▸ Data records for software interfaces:
• • • • • • •
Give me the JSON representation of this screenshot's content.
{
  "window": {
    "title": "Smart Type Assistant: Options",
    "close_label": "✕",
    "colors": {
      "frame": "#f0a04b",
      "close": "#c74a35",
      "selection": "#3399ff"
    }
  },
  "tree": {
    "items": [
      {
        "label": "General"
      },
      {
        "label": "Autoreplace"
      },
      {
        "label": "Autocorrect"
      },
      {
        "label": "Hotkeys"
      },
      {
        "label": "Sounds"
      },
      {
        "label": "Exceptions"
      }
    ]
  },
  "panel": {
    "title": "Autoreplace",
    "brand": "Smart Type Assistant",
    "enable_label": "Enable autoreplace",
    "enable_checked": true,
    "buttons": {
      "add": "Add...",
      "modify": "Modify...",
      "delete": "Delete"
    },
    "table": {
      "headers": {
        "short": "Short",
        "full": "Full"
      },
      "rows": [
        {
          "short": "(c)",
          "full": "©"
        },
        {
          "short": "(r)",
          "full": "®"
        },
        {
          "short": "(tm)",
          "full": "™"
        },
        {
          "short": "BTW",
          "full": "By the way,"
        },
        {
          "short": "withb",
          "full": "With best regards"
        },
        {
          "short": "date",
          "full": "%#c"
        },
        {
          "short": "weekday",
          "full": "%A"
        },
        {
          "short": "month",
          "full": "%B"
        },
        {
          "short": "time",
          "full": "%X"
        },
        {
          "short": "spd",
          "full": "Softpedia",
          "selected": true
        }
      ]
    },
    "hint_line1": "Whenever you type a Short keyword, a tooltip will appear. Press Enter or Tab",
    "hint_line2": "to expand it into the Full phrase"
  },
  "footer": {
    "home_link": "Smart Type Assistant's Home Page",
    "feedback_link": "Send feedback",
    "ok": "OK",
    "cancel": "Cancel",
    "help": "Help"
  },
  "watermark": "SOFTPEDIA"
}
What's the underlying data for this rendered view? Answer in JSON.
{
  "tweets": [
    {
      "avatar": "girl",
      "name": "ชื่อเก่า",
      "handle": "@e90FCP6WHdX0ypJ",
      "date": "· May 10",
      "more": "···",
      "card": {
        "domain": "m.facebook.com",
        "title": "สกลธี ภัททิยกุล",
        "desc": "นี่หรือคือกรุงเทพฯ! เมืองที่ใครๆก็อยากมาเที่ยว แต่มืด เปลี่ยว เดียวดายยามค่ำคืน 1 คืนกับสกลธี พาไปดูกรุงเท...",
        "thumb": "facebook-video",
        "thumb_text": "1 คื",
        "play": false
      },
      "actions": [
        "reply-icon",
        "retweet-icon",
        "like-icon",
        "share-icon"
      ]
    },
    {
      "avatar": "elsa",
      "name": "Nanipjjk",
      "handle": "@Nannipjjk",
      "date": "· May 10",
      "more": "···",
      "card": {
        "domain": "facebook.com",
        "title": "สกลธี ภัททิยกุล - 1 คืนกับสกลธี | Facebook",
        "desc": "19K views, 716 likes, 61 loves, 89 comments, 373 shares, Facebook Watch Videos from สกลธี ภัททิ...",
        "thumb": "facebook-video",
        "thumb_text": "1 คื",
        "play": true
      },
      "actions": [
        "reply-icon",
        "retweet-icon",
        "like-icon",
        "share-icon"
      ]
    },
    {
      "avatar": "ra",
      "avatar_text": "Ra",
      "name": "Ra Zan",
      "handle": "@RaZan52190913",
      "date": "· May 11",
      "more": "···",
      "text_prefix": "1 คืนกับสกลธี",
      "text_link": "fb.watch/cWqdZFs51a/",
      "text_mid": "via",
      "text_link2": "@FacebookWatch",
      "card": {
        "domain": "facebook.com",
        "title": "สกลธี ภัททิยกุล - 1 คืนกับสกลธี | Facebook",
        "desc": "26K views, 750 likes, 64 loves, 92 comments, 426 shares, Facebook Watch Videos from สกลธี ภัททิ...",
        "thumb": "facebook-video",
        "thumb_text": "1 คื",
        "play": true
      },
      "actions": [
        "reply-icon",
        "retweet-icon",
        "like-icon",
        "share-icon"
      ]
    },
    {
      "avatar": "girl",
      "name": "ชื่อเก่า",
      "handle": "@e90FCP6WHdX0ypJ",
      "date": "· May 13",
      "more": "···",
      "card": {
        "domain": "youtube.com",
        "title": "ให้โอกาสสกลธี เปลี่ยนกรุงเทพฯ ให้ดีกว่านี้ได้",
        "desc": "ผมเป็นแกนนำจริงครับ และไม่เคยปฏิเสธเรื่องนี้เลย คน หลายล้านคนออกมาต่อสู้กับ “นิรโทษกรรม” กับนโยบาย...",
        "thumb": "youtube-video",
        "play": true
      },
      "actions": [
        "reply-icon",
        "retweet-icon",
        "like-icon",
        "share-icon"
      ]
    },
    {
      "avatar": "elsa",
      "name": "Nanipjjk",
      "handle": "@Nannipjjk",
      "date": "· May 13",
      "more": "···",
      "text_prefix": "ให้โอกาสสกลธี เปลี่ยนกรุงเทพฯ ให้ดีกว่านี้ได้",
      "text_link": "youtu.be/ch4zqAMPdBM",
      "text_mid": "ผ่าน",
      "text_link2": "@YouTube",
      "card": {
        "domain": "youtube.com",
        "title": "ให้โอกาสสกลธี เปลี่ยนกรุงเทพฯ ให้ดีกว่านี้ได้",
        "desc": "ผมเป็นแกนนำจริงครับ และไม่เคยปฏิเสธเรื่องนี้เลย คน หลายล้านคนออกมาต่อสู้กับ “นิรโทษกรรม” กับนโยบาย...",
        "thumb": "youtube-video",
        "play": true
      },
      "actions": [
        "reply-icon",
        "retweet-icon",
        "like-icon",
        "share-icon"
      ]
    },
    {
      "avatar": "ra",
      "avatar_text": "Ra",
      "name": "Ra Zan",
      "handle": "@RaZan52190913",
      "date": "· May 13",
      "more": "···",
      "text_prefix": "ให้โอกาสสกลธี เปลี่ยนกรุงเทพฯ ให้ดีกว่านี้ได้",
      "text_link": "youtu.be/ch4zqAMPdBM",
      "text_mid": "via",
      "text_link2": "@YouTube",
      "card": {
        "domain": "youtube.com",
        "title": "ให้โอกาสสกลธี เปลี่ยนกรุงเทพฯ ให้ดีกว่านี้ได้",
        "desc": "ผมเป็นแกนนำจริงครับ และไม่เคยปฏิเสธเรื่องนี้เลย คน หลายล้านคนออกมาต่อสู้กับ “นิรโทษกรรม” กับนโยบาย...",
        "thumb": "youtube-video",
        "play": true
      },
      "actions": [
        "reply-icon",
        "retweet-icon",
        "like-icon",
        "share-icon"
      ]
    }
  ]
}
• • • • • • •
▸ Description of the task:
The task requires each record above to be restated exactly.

▸ Exercise result:
Give me the JSON representation of this screenshot's content.
{
  "window": {
    "title": "Smart Type Assistant: Options",
    "close_label": "✕",
    "colors": {
      "frame": "#f0a04b",
      "close": "#c74a35",
      "selection": "#3399ff"
    }
  },
  "tree": {
    "items": [
      {
        "label": "General"
      },
      {
        "label": "Autoreplace"
      },
      {
        "label": "Autocorrect"
      },
      {
        "label": "Hotkeys"
      },
      {
        "label": "Sounds"
      },
      {
        "label": "Exceptions"
      }
    ]
  },
  "panel": {
    "title": "Autoreplace",
    "brand": "Smart Type Assistant",
    "enable_label": "Enable autoreplace",
    "enable_checked": true,
    "buttons": {
      "add": "Add...",
      "modify": "Modify...",
      "delete": "Delete"
    },
    "table": {
      "headers": {
        "short": "Short",
        "full": "Full"
      },
      "rows": [
        {
          "short": "(c)",
          "full": "©"
        },
        {
          "short": "(r)",
          "full": "®"
        },
        {
          "short": "(tm)",
          "full": "™"
        },
        {
          "short": "BTW",
          "full": "By the way,"
        },
        {
          "short": "withb",
          "full": "With best regards"
        },
        {
          "short": "date",
          "full": "%#c"
        },
        {
          "short": "weekday",
          "full": "%A"
        },
        {
          "short": "month",
          "full": "%B"
        },
        {
          "short": "time",
          "full": "%X"
        },
        {
          "short": "spd",
          "full": "Softpedia",
          "selected": true
        }
      ]
    },
    "hint_line1": "Whenever you type a Short keyword, a tooltip will appear. Press Enter or Tab",
    "hint_line2": "to expand it into the Full phrase"
  },
  "footer": {
    "home_link": "Smart Type Assistant's Home Page",
    "feedback_link": "Send feedback",
    "ok": "OK",
    "cancel": "Cancel",
    "help": "Help"
  },
  "watermark": "SOFTPEDIA"
}
What's the underlying data for this rendered view? Answer in JSON.
{
  "tweets": [
    {
      "avatar": "girl",
      "name": "ชื่อเก่า",
      "handle": "@e90FCP6WHdX0ypJ",
      "date": "· May 10",
      "more": "···",
      "card": {
        "domain": "m.facebook.com",
        "title": "สกลธี ภัททิยกุล",
        "desc": "นี่หรือคือกรุงเทพฯ! เมืองที่ใครๆก็อยากมาเที่ยว แต่มืด เปลี่ยว เดียวดายยามค่ำคืน 1 คืนกับสกลธี พาไปดูกรุงเท...",
        "thumb": "facebook-video",
        "thumb_text": "1 คื",
        "play": false
      },
      "actions": [
        "reply-icon",
        "retweet-icon",
        "like-icon",
        "share-icon"
      ]
    },
    {
      "avatar": "elsa",
      "name": "Nanipjjk",
      "handle": "@Nannipjjk",
      "date": "· May 10",
      "more": "···",
      "card": {
        "domain": "facebook.com",
        "title": "สกลธี ภัททิยกุล - 1 คืนกับสกลธี | Facebook",
        "desc": "19K views, 716 likes, 61 loves, 89 comments, 373 shares, Facebook Watch Videos from สกลธี ภัททิ...",
        "thumb": "facebook-video",
        "thumb_text": "1 คื",
        "play": true
      },
      "actions": [
        "reply-icon",
        "retweet-icon",
        "like-icon",
        "share-icon"
      ]
    },
    {
      "avatar": "ra",
      "avatar_text": "Ra",
      "name": "Ra Zan",
      "handle": "@RaZan52190913",
      "date": "· May 11",
      "more": "···",
      "text_prefix": "1 คืนกับสกลธี",
      "text_link": "fb.watch/cWqdZFs51a/",
      "text_mid": "via",
      "text_link2": "@FacebookWatch",
      "card": {
        "domain": "facebook.com",
        "title": "สกลธี ภัททิยกุล - 1 คืนกับสกลธี | Facebook",
        "desc": "26K views, 750 likes, 64 loves, 92 comments, 426 shares, Facebook Watch Videos from สกลธี ภัททิ...",
        "thumb": "facebook-video",
        "thumb_text": "1 คื",
        "play": true
      },
      "actions": [
        "reply-icon",
        "retweet-icon",
        "like-icon",
        "share-icon"
      ]
    },
    {
      "avatar": "girl",
      "name": "ชื่อเก่า",
      "handle": "@e90FCP6WHdX0ypJ",
      "date": "· May 13",
      "more": "···",
      "card": {
        "domain": "youtube.com",
        "title": "ให้โอกาสสกลธี เปลี่ยนกรุงเทพฯ ให้ดีกว่านี้ได้",
        "desc": "ผมเป็นแกนนำจริงครับ และไม่เคยปฏิเสธเรื่องนี้เลย คน หลายล้านคนออกมาต่อสู้กับ “นิรโทษกรรม” กับนโยบาย...",
        "thumb": "youtube-video",
        "play": true
      },
      "actions": [
        "reply-icon",
        "retweet-icon",
        "like-icon",
        "share-icon"
      ]
    },
    {
      "avatar": "elsa",
      "name": "Nanipjjk",
      "handle": "@Nannipjjk",
      "date": "· May 13",
      "more": "···",
      "text_prefix": "ให้โอกาสสกลธี เปลี่ยนกรุงเทพฯ ให้ดีกว่านี้ได้",
      "text_link": "youtu.be/ch4zqAMPdBM",
      "text_mid": "ผ่าน",
      "text_link2": "@YouTube",
      "card": {
        "domain": "youtube.com",
        "title": "ให้โอกาสสกลธี เปลี่ยนกรุงเทพฯ ให้ดีกว่านี้ได้",
        "desc": "ผมเป็นแกนนำจริงครับ และไม่เคยปฏิเสธเรื่องนี้เลย คน หลายล้านคนออกมาต่อสู้กับ “นิรโทษกรรม” กับนโยบาย...",
        "thumb": "youtube-video",
        "play": true
      },
      "actions": [
        "reply-icon",
        "retweet-icon",
        "like-icon",
        "share-icon"
      ]
    },
    {
      "avatar": "ra",
      "avatar_text": "Ra",
      "name": "Ra Zan",
      "handle": "@RaZan52190913",
      "date": "· May 13",
      "more": "···",
      "text_prefix": "ให้โอกาสสกลธี เปลี่ยนกรุงเทพฯ ให้ดีกว่านี้ได้",
      "text_link": "youtu.be/ch4zqAMPdBM",
      "text_mid": "via",
      "text_link2": "@YouTube",
      "card": {
        "domain": "youtube.com",
        "title": "ให้โอกาสสกลธี เปลี่ยนกรุงเทพฯ ให้ดีกว่านี้ได้",
        "desc": "ผมเป็นแกนนำจริงครับ และไม่เคยปฏิเสธเรื่องนี้เลย คน หลายล้านคนออกมาต่อสู้กับ “นิรโทษกรรม” กับนโยบาย...",
        "thumb": "youtube-video",
        "play": true
      },
      "actions": [
        "reply-icon",
        "retweet-icon",
        "like-icon",
        "share-icon"
      ]
    }
  ]
}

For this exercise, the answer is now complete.